YOUR TASK:
Every line below should be set down exactly as it appears.

** Opening AVAILABLE DATA block **

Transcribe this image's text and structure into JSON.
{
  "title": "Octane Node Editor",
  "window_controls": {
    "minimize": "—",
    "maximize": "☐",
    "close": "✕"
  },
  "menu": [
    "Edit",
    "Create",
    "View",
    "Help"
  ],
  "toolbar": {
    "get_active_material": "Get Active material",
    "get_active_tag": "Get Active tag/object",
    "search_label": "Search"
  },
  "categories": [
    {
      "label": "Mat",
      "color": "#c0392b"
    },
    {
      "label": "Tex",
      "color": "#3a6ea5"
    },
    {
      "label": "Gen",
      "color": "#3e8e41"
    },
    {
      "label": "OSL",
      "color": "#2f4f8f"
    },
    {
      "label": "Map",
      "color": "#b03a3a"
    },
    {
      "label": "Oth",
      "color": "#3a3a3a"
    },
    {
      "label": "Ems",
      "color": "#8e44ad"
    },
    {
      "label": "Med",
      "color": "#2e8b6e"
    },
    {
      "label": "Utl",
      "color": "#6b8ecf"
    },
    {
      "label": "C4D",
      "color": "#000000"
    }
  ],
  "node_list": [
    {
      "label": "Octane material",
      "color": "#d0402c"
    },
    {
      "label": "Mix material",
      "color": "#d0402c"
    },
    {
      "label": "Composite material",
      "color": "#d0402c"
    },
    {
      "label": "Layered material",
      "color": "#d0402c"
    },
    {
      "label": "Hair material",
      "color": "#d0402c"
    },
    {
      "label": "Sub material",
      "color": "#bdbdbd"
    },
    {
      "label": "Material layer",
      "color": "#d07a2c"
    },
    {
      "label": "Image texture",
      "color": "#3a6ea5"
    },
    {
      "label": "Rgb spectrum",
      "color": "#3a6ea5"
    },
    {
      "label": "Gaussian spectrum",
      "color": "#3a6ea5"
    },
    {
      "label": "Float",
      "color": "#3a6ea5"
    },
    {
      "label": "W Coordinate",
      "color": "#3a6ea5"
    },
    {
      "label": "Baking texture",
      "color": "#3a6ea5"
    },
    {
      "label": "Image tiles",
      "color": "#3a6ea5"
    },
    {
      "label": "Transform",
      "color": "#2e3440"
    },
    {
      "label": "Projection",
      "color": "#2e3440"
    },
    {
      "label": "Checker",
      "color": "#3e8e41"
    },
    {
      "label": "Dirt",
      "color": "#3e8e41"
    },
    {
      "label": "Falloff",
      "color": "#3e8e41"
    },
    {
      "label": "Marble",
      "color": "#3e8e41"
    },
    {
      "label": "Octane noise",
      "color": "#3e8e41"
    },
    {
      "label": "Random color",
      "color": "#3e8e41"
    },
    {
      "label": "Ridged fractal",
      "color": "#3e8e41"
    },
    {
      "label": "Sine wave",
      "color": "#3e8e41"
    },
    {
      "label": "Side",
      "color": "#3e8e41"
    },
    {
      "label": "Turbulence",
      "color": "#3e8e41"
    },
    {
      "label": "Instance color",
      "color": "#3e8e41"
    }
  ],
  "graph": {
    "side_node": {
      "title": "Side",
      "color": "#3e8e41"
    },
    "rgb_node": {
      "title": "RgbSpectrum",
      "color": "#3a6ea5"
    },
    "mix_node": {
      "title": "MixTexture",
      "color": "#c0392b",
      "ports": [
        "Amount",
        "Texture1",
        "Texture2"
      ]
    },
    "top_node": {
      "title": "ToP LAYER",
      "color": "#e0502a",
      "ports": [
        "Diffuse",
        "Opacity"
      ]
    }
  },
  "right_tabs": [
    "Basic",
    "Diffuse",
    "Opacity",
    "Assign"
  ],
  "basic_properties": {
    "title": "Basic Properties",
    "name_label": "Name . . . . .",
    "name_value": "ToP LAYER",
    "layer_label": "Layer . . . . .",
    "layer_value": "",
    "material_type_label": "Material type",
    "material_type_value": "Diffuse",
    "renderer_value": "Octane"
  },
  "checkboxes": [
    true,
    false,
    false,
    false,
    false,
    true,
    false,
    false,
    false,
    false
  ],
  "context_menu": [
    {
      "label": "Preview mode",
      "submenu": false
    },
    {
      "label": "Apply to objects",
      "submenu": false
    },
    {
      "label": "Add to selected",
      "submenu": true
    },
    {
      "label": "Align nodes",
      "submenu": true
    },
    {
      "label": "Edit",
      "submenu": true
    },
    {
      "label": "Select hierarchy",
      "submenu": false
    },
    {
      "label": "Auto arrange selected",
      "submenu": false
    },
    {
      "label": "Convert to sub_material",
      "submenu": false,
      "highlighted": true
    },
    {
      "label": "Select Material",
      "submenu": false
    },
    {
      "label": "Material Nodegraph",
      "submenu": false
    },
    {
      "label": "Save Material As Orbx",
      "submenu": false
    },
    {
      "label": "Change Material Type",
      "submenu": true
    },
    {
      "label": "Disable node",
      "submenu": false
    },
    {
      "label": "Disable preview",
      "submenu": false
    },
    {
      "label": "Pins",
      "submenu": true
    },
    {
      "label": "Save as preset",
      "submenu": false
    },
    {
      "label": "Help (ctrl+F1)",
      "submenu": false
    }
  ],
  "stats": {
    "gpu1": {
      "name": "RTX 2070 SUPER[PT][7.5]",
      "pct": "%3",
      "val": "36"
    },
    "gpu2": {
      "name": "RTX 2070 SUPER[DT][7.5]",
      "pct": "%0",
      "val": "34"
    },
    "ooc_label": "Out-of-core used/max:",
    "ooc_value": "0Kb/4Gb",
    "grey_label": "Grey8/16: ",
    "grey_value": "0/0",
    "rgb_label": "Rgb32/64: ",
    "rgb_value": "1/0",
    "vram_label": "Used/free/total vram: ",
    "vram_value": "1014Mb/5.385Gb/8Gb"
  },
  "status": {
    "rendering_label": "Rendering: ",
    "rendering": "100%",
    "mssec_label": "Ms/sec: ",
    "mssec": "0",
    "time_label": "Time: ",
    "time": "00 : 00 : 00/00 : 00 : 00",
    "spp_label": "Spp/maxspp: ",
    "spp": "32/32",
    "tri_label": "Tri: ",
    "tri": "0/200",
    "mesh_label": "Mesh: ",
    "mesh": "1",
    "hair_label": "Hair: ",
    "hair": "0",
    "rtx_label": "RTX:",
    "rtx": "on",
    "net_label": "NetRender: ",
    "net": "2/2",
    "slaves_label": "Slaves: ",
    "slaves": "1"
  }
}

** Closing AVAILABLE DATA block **

ANSWER TO THIS PROBLEM:
Transcribe this image's text and structure into JSON.
{
  "title": "Octane Node Editor",
  "window_controls": {
    "minimize": "—",
    "maximize": "☐",
    "close": "✕"
  },
  "menu": [
    "Edit",
    "Create",
    "View",
    "Help"
  ],
  "toolbar": {
    "get_active_material": "Get Active material",
    "get_active_tag": "Get Active tag/object",
    "search_label": "Search"
  },
  "categories": [
    {
      "label": "Mat",
      "color": "#c0392b"
    },
    {
      "label": "Tex",
      "color": "#3a6ea5"
    },
    {
      "label": "Gen",
      "color": "#3e8e41"
    },
    {
      "label": "OSL",
      "color": "#2f4f8f"
    },
    {
      "label": "Map",
      "color": "#b03a3a"
    },
    {
      "label": "Oth",
      "color": "#3a3a3a"
    },
    {
      "label": "Ems",
      "color": "#8e44ad"
    },
    {
      "label": "Med",
      "color": "#2e8b6e"
    },
    {
      "label": "Utl",
      "color": "#6b8ecf"
    },
    {
      "label": "C4D",
      "color": "#000000"
    }
  ],
  "node_list": [
    {
      "label": "Octane material",
      "color": "#d0402c"
    },
    {
      "label": "Mix material",
      "color": "#d0402c"
    },
    {
      "label": "Composite material",
      "color": "#d0402c"
    },
    {
      "label": "Layered material",
      "color": "#d0402c"
    },
    {
      "label": "Hair material",
      "color": "#d0402c"
    },
    {
      "label": "Sub material",
      "color": "#bdbdbd"
    },
    {
      "label": "Material layer",
      "color": "#d07a2c"
    },
    {
      "label": "Image texture",
      "color": "#3a6ea5"
    },
    {
      "label": "Rgb spectrum",
      "color": "#3a6ea5"
    },
    {
      "label": "Gaussian spectrum",
      "color": "#3a6ea5"
    },
    {
      "label": "Float",
      "color": "#3a6ea5"
    },
    {
      "label": "W Coordinate",
      "color": "#3a6ea5"
    },
    {
      "label": "Baking texture",
      "color": "#3a6ea5"
    },
    {
      "label": "Image tiles",
      "color": "#3a6ea5"
    },
    {
      "label": "Transform",
      "color": "#2e3440"
    },
    {
      "label": "Projection",
      "color": "#2e3440"
    },
    {
      "label": "Checker",
      "color": "#3e8e41"
    },
    {
      "label": "Dirt",
      "color": "#3e8e41"
    },
    {
      "label": "Falloff",
      "color": "#3e8e41"
    },
    {
      "label": "Marble",
      "color": "#3e8e41"
    },
    {
      "label": "Octane noise",
      "color": "#3e8e41"
    },
    {
      "label": "Random color",
      "color": "#3e8e41"
    },
    {
      "label": "Ridged fractal",
      "color": "#3e8e41"
    },
    {
      "label": "Sine wave",
      "color": "#3e8e41"
    },
    {
      "label": "Side",
      "color": "#3e8e41"
    },
    {
      "label": "Turbulence",
      "color": "#3e8e41"
    },
    {
      "label": "Instance color",
      "color": "#3e8e41"
    }
  ],
  "graph": {
    "side_node": {
      "title": "Side",
      "color": "#3e8e41"
    },
    "rgb_node": {
      "title": "RgbSpectrum",
      "color": "#3a6ea5"
    },
    "mix_node": {
      "title": "MixTexture",
      "color": "#c0392b",
      "ports": [
        "Amount",
        "Texture1",
        "Texture2"
      ]
    },
    "top_node": {
      "title": "ToP LAYER",
      "color": "#e0502a",
      "ports": [
        "Diffuse",
        "Opacity"
      ]
    }
  },
  "right_tabs": [
    "Basic",
    "Diffuse",
    "Opacity",
    "Assign"
  ],
  "basic_properties": {
    "title": "Basic Properties",
    "name_label": "Name . . . . .",
    "name_value": "ToP LAYER",
    "layer_label": "Layer . . . . .",
    "layer_value": "",
    "material_type_label": "Material type",
    "material_type_value": "Diffuse",
    "renderer_value": "Octane"
  },
  "checkboxes": [
    true,
    false,
    false,
    false,
    false,
    true,
    false,
    false,
    false,
    false
  ],
  "context_menu": [
    {
      "label": "Preview mode",
      "submenu": false
    },
    {
      "label": "Apply to objects",
      "submenu": false
    },
    {
      "label": "Add to selected",
      "submenu": true
    },
    {
      "label": "Align nodes",
      "submenu": true
    },
    {
      "label": "Edit",
      "submenu": true
    },
    {
      "label": "Select hierarchy",
      "submenu": false
    },
    {
      "label": "Auto arrange selected",
      "submenu": false
    },
    {
      "label": "Convert to sub_material",
      "submenu": false,
      "highlighted": true
    },
    {
      "label": "Select Material",
      "submenu": false
    },
    {
      "label": "Material Nodegraph",
      "submenu": false
    },
    {
      "label": "Save Material As Orbx",
      "submenu": false
    },
    {
      "label": "Change Material Type",
      "submenu": true
    },
    {
      "label": "Disable node",
      "submenu": false
    },
    {
      "label": "Disable preview",
      "submenu": false
    },
    {
      "label": "Pins",
      "submenu": true
    },
    {
      "label": "Save as preset",
      "submenu": false
    },
    {
      "label": "Help (ctrl+F1)",
      "submenu": false
    }
  ],
  "stats": {
    "gpu1": {
      "name": "RTX 2070 SUPER[PT][7.5]",
      "pct": "%3",
      "val": "36"
    },
    "gpu2": {
      "name": "RTX 2070 SUPER[DT][7.5]",
      "pct": "%0",
      "val": "34"
    },
    "ooc_label": "Out-of-core used/max:",
    "ooc_value": "0Kb/4Gb",
    "grey_label": "Grey8/16: ",
    "grey_value": "0/0",
    "rgb_label": "Rgb32/64: ",
    "rgb_value": "1/0",
    "vram_label": "Used/free/total vram: ",
    "vram_value": "1014Mb/5.385Gb/8Gb"
  },
  "status": {
    "rendering_label": "Rendering: ",
    "rendering": "100%",
    "mssec_label": "Ms/sec: ",
    "mssec": "0",
    "time_label": "Time: ",
    "time": "00 : 00 : 00/00 : 00 : 00",
    "spp_label": "Spp/maxspp: ",
    "spp": "32/32",
    "tri_label": "Tri: ",
    "tri": "0/200",
    "mesh_label": "Mesh: ",
    "mesh": "1",
    "hair_label": "Hair: ",
    "hair": "0",
    "rtx_label": "RTX:",
    "rtx": "on",
    "net_label": "NetRender: ",
    "net": "2/2",
    "slaves_label": "Slaves: ",
    "slaves": "1"
  }
}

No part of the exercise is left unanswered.